\begin{align*}x \cdot 15=5 \cdot 9\\ 15x=45\\ x=3\end{align*}

#### Example C

Solve for \begin{align*}x\end{align*}.

a)

b)

Again, we can use the Intersecting Chords Theorem. Set up an equation and solve for \begin{align*}x\end{align*}.

a) \begin{align*}8 \cdot 24=(3x+1) \cdot 12\\ 192=36x+12\\ 180=36x\\ 5=x\end{align*}

b) \begin{align*}32 \cdot 21=(x-9)(x-13)\\ 672=x^2-22x+117\\ 0=x^2-22x-555\\ 0=(x-37)(x+15)\\ x=37, -15\end{align*}

However, \begin{align*}x \neq -15\end{align*} because length cannot be negative, so \begin{align*}x=37\end{align*}.

Watch this video for help with the Examples above.

CK-12 Foundation: Chapter9SegmentsfromChordsB

#### Concept Problem Revisited

Think of this as two chords intersecting each other. If we were to extend the 1.75 cm segment, it would be a diameter. So, if we find \begin{align*}x\end{align*} in the diagram below and add it to 1.75 cm, we would find the diameter.

\begin{align*}4.25 \cdot 4.25&=1.75\cdot x\\ 18.0625&=1.75x\\ x & \approx 10.3 \ cm,\ \text{making the diameter} 10.3 + 1.75 \approx \ 12 \ cm, \ \text{which is the}\\ & \qquad \qquad \qquad \text{actual diameter of a CD.}\end{align*}

### Vocabulary

A ** circle** is the set of all points that are the same distance away from a specific point, called the

**. A**

*center***is the distance from the center to the circle.

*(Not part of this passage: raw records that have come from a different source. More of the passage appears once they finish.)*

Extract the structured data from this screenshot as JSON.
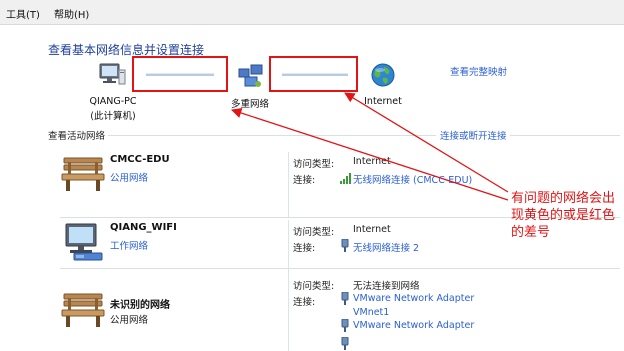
{
  "menu": {
    "tools": "工具(T)",
    "help": "帮助(H)"
  },
  "page_title": "查看基本网络信息并设置连接",
  "view_full_map": "查看完整映射",
  "map": {
    "computer_name": "QIANG-PC",
    "computer_sub": "(此计算机)",
    "multi_network": "多重网络",
    "internet": "Internet"
  },
  "active_networks_title": "查看活动网络",
  "connect_disconnect": "连接或断开连接",
  "labels": {
    "access_type": "访问类型:",
    "connections": "连接:"
  },
  "networks": [
    {
      "name": "CMCC-EDU",
      "type": "公用网络",
      "access": "Internet",
      "connections": [
        "无线网络连接 (CMCC-EDU)"
      ]
    },
    {
      "name": "QIANG_WIFI",
      "type": "工作网络",
      "access": "Internet",
      "connections": [
        "无线网络连接 2"
      ]
    },
    {
      "name": "未识别的网络",
      "type": "公用网络",
      "access": "无法连接到网络",
      "connections": [
        "VMware Network Adapter",
        "VMnet1",
        "VMware Network Adapter"
      ]
    }
  ],
  "annotation": "有问题的网络会出现黄色的或是红色的差号",
  "colors": {
    "accent_link": "#2b5fd6",
    "title": "#1f3f9d",
    "annotation_red": "#e21414"
  }
}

A**

*radius***is a line segment whose endpoints are on a circle. A**

*chord***is a chord that passes through the center of the circle. The length of a diameter is two times the length of a radius. A**

*diameter***is the angle formed by two radii and whose vertex is at the center of the circle. An**

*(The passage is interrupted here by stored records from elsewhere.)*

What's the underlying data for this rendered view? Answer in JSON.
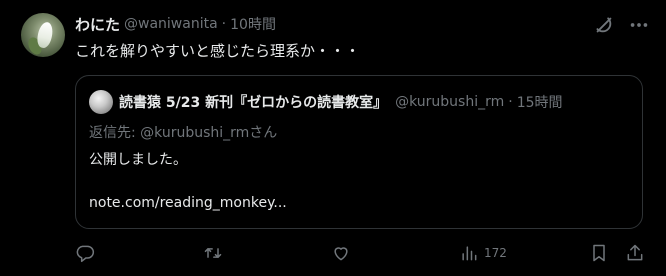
{
  "tweet": {
    "display_name": "わにた",
    "handle": "@waniwanita",
    "separator": "·",
    "time": "10時間",
    "text": "これを解りやすいと感じたら理系か・・・"
  },
  "quote": {
    "display_name": "読書猿 5/23 新刊『ゼロからの読書教室』",
    "handle": "@kurubushi_rm",
    "separator": "·",
    "time": "15時間",
    "reply_to": "返信先: @kurubushi_rmさん",
    "line1": "公開しました。",
    "line2": "note.com/reading_monkey..."
  },
  "actions": {
    "views_count": "172"
  },
  "icons": {
    "grok": "grok-icon",
    "more": "more-icon",
    "reply": "reply-icon",
    "retweet": "retweet-icon",
    "like": "like-icon",
    "views": "views-icon",
    "bookmark": "bookmark-icon",
    "share": "share-icon"
  },
  "colors": {
    "background": "#000000",
    "text_primary": "#e7e9ea",
    "text_secondary": "#71767b",
    "border": "#2f3336"
  }
}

*central angle***is an angle with its vertex on the circle and whose sides are chords. The**

*inscribed angle***is the arc that is inside the inscribed angle and whose endpoints are on the angle.**

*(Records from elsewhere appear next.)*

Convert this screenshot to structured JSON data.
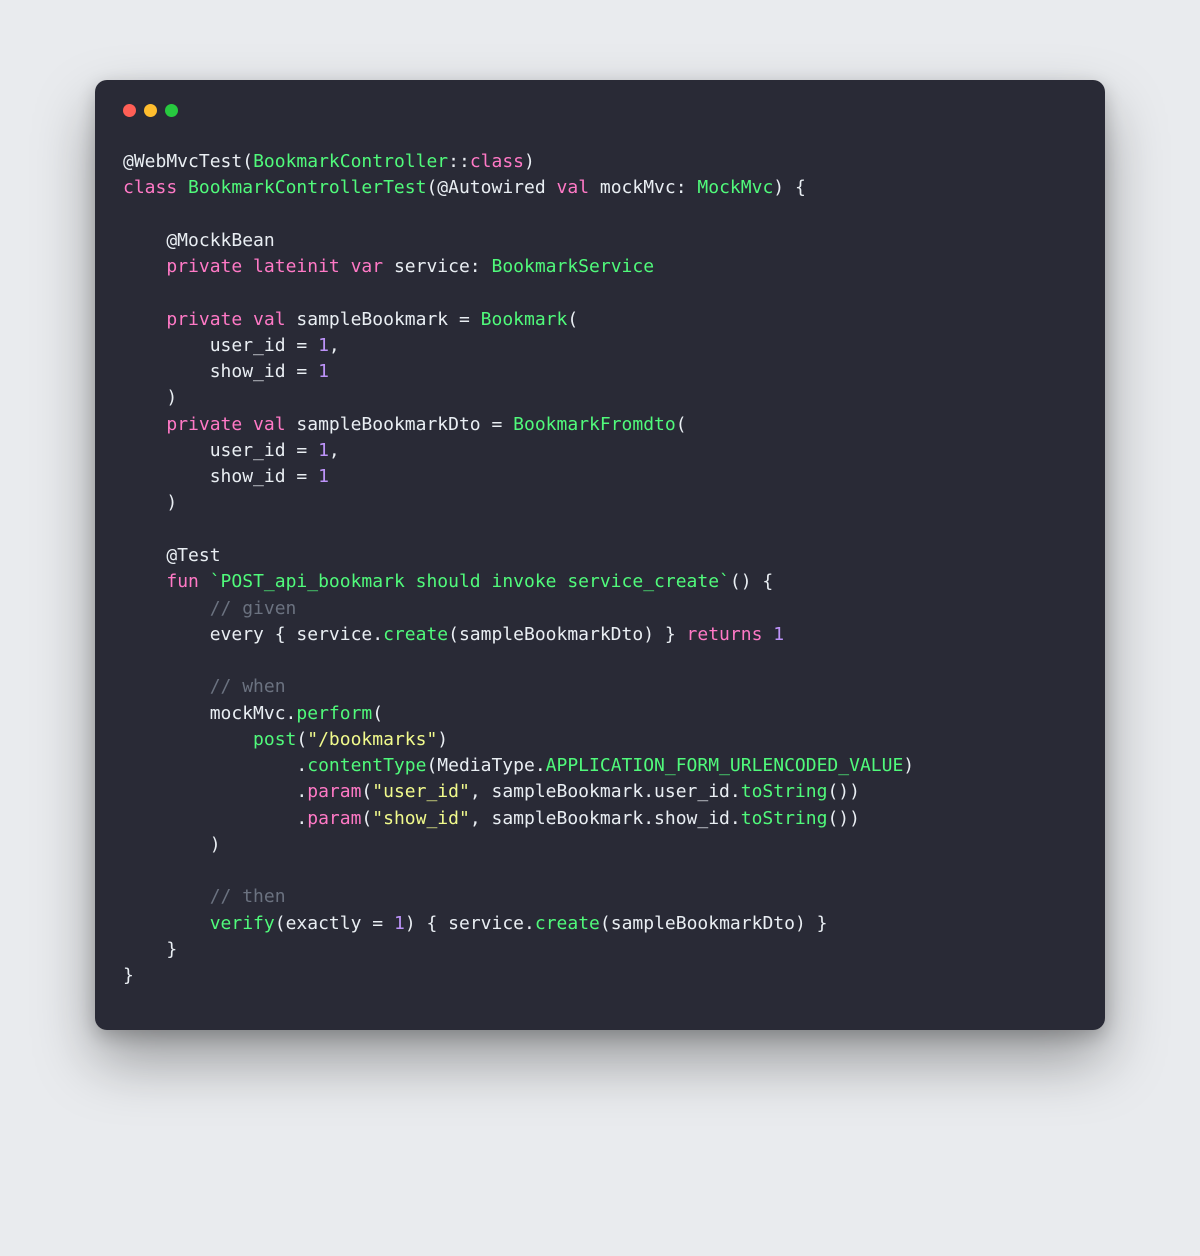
{
  "window": {
    "traffic": {
      "red": "#ff5f56",
      "yellow": "#ffbd2e",
      "green": "#27c93f"
    }
  },
  "code": {
    "tokens": [
      {
        "t": "@WebMvcTest",
        "c": "c-ann"
      },
      {
        "t": "(",
        "c": "c-punc"
      },
      {
        "t": "BookmarkController",
        "c": "c-fn"
      },
      {
        "t": "::",
        "c": "c-punc"
      },
      {
        "t": "class",
        "c": "c-kw"
      },
      {
        "t": ")",
        "c": "c-punc"
      },
      {
        "t": "\n"
      },
      {
        "t": "class ",
        "c": "c-kw"
      },
      {
        "t": "BookmarkControllerTest",
        "c": "c-fn"
      },
      {
        "t": "(",
        "c": "c-punc"
      },
      {
        "t": "@Autowired ",
        "c": "c-ann"
      },
      {
        "t": "val ",
        "c": "c-kw"
      },
      {
        "t": "mockMvc",
        "c": "c-id"
      },
      {
        "t": ": ",
        "c": "c-punc"
      },
      {
        "t": "MockMvc",
        "c": "c-fn"
      },
      {
        "t": ") {",
        "c": "c-punc"
      },
      {
        "t": "\n"
      },
      {
        "t": "\n"
      },
      {
        "t": "    @MockkBean",
        "c": "c-ann"
      },
      {
        "t": "\n"
      },
      {
        "t": "    ",
        "c": ""
      },
      {
        "t": "private lateinit var ",
        "c": "c-kw"
      },
      {
        "t": "service",
        "c": "c-id"
      },
      {
        "t": ": ",
        "c": "c-punc"
      },
      {
        "t": "BookmarkService",
        "c": "c-fn"
      },
      {
        "t": "\n"
      },
      {
        "t": "\n"
      },
      {
        "t": "    ",
        "c": ""
      },
      {
        "t": "private val ",
        "c": "c-kw"
      },
      {
        "t": "sampleBookmark ",
        "c": "c-id"
      },
      {
        "t": "= ",
        "c": "c-punc"
      },
      {
        "t": "Bookmark",
        "c": "c-fn"
      },
      {
        "t": "(",
        "c": "c-punc"
      },
      {
        "t": "\n"
      },
      {
        "t": "        user_id ",
        "c": "c-id"
      },
      {
        "t": "= ",
        "c": "c-punc"
      },
      {
        "t": "1",
        "c": "c-num"
      },
      {
        "t": ",",
        "c": "c-punc"
      },
      {
        "t": "\n"
      },
      {
        "t": "        show_id ",
        "c": "c-id"
      },
      {
        "t": "= ",
        "c": "c-punc"
      },
      {
        "t": "1",
        "c": "c-num"
      },
      {
        "t": "\n"
      },
      {
        "t": "    )",
        "c": "c-punc"
      },
      {
        "t": "\n"
      },
      {
        "t": "    ",
        "c": ""
      },
      {
        "t": "private val ",
        "c": "c-kw"
      },
      {
        "t": "sampleBookmarkDto ",
        "c": "c-id"
      },
      {
        "t": "= ",
        "c": "c-punc"
      },
      {
        "t": "BookmarkFromdto",
        "c": "c-fn"
      },
      {
        "t": "(",
        "c": "c-punc"
      },
      {
        "t": "\n"
      },
      {
        "t": "        user_id ",
        "c": "c-id"
      },
      {
        "t": "= ",
        "c": "c-punc"
      },
      {
        "t": "1",
        "c": "c-num"
      },
      {
        "t": ",",
        "c": "c-punc"
      },
      {
        "t": "\n"
      },
      {
        "t": "        show_id ",
        "c": "c-id"
      },
      {
        "t": "= ",
        "c": "c-punc"
      },
      {
        "t": "1",
        "c": "c-num"
      },
      {
        "t": "\n"
      },
      {
        "t": "    )",
        "c": "c-punc"
      },
      {
        "t": "\n"
      },
      {
        "t": "\n"
      },
      {
        "t": "    @Test",
        "c": "c-ann"
      },
      {
        "t": "\n"
      },
      {
        "t": "    ",
        "c": ""
      },
      {
        "t": "fun ",
        "c": "c-kw"
      },
      {
        "t": "`POST_api_bookmark should invoke service_create`",
        "c": "c-fn"
      },
      {
        "t": "() {",
        "c": "c-punc"
      },
      {
        "t": "\n"
      },
      {
        "t": "        ",
        "c": ""
      },
      {
        "t": "// given",
        "c": "c-cmt"
      },
      {
        "t": "\n"
      },
      {
        "t": "        every { service.",
        "c": "c-id"
      },
      {
        "t": "create",
        "c": "c-fn"
      },
      {
        "t": "(sampleBookmarkDto) } ",
        "c": "c-id"
      },
      {
        "t": "returns ",
        "c": "c-kw"
      },
      {
        "t": "1",
        "c": "c-num"
      },
      {
        "t": "\n"
      },
      {
        "t": "\n"
      },
      {
        "t": "        ",
        "c": ""
      },
      {
        "t": "// when",
        "c": "c-cmt"
      },
      {
        "t": "\n"
      },
      {
        "t": "        mockMvc.",
        "c": "c-id"
      },
      {
        "t": "perform",
        "c": "c-fn"
      },
      {
        "t": "(",
        "c": "c-punc"
      },
      {
        "t": "\n"
      },
      {
        "t": "            ",
        "c": ""
      },
      {
        "t": "post",
        "c": "c-fn"
      },
      {
        "t": "(",
        "c": "c-punc"
      },
      {
        "t": "\"/bookmarks\"",
        "c": "c-str"
      },
      {
        "t": ")",
        "c": "c-punc"
      },
      {
        "t": "\n"
      },
      {
        "t": "                .",
        "c": "c-punc"
      },
      {
        "t": "contentType",
        "c": "c-fn"
      },
      {
        "t": "(MediaType.",
        "c": "c-id"
      },
      {
        "t": "APPLICATION_FORM_URLENCODED_VALUE",
        "c": "c-fn"
      },
      {
        "t": ")",
        "c": "c-punc"
      },
      {
        "t": "\n"
      },
      {
        "t": "                .",
        "c": "c-punc"
      },
      {
        "t": "param",
        "c": "c-kw"
      },
      {
        "t": "(",
        "c": "c-punc"
      },
      {
        "t": "\"user_id\"",
        "c": "c-str"
      },
      {
        "t": ", sampleBookmark.user_id.",
        "c": "c-id"
      },
      {
        "t": "toString",
        "c": "c-fn"
      },
      {
        "t": "())",
        "c": "c-punc"
      },
      {
        "t": "\n"
      },
      {
        "t": "                .",
        "c": "c-punc"
      },
      {
        "t": "param",
        "c": "c-kw"
      },
      {
        "t": "(",
        "c": "c-punc"
      },
      {
        "t": "\"show_id\"",
        "c": "c-str"
      },
      {
        "t": ", sampleBookmark.show_id.",
        "c": "c-id"
      },
      {
        "t": "toString",
        "c": "c-fn"
      },
      {
        "t": "())",
        "c": "c-punc"
      },
      {
        "t": "\n"
      },
      {
        "t": "        )",
        "c": "c-punc"
      },
      {
        "t": "\n"
      },
      {
        "t": "\n"
      },
      {
        "t": "        ",
        "c": ""
      },
      {
        "t": "// then",
        "c": "c-cmt"
      },
      {
        "t": "\n"
      },
      {
        "t": "        ",
        "c": ""
      },
      {
        "t": "verify",
        "c": "c-fn"
      },
      {
        "t": "(exactly ",
        "c": "c-id"
      },
      {
        "t": "= ",
        "c": "c-punc"
      },
      {
        "t": "1",
        "c": "c-num"
      },
      {
        "t": ") { service.",
        "c": "c-id"
      },
      {
        "t": "create",
        "c": "c-fn"
      },
      {
        "t": "(sampleBookmarkDto) }",
        "c": "c-id"
      },
      {
        "t": "\n"
      },
      {
        "t": "    }",
        "c": "c-punc"
      },
      {
        "t": "\n"
      },
      {
        "t": "}",
        "c": "c-punc"
      }
    ]
  }
}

*intercepted arc*### Guided Practice

Find \begin{align*}x\end{align*} in each diagram below. Simplify any radicals.

1.

2.

3.

**Answers**

For all problems, use the Intersecting Chords Theorem.

1.

\begin{align*}15\cdot 4 &=5\cdot x\\ 60&=5x \\ x&=12\end{align*}

2.

\begin{align*}18 \cdot x &=9\cdot 3\\18x &=27\\ x&=1.5\end{align*}

3.

\begin{align*} 12 \cdot x &=9 \cdot 16 \\ 12x&=144\\ x&=12\end{align*}

### Practice

Answer true or false.

- If two chords bisect one another then they are diameters.
- Tangent lines can create chords inside circles.
- If two chords intersect and you know the length of one chord, you will be able to find the length of the second chord.

Solve for the missing segment.

Find \begin{align*}x\end{align*} in each diagram below. Simplify any radicals.

Find the value of \begin{align*}x\end{align*}.

- Suzie found a piece of a broken plate. She places a ruler across two points on the rim, and the length of the chord is 6 inches. The distance from the midpoint of this chord to the nearest point on the rim is 1 inch. Find the diameter of the plate.
- Prove the Intersecting Chords Theorem.

Given: Intersecting chords \begin{align*}\overline{AC}\end{align*} and \begin{align*}\overline{BE}\end{align*}.

Prove: \begin{align*}ab=cd\end{align*}

central angle

An angle formed by two radii and whose vertex is at the center of the circle.chord

A line segment whose endpoints are on a circle.diameter

A chord that passes through the center of the circle. The length of a diameter is two times the length of a radius.inscribed angle

An angle with its vertex on the circle and whose sides are chords.intercepted arc

The arc that is inside an inscribed angle and whose endpoints are on the angle.Intersecting Chords Theorem

According to the Intersecting Chords Theorem, if two chords intersect inside a circle so that one is divided into segments of length a and b and the other into segments of length c and d, then ab = cd.### Image Attributions

Here you'll learn how to solve for missing segments from chords in circles.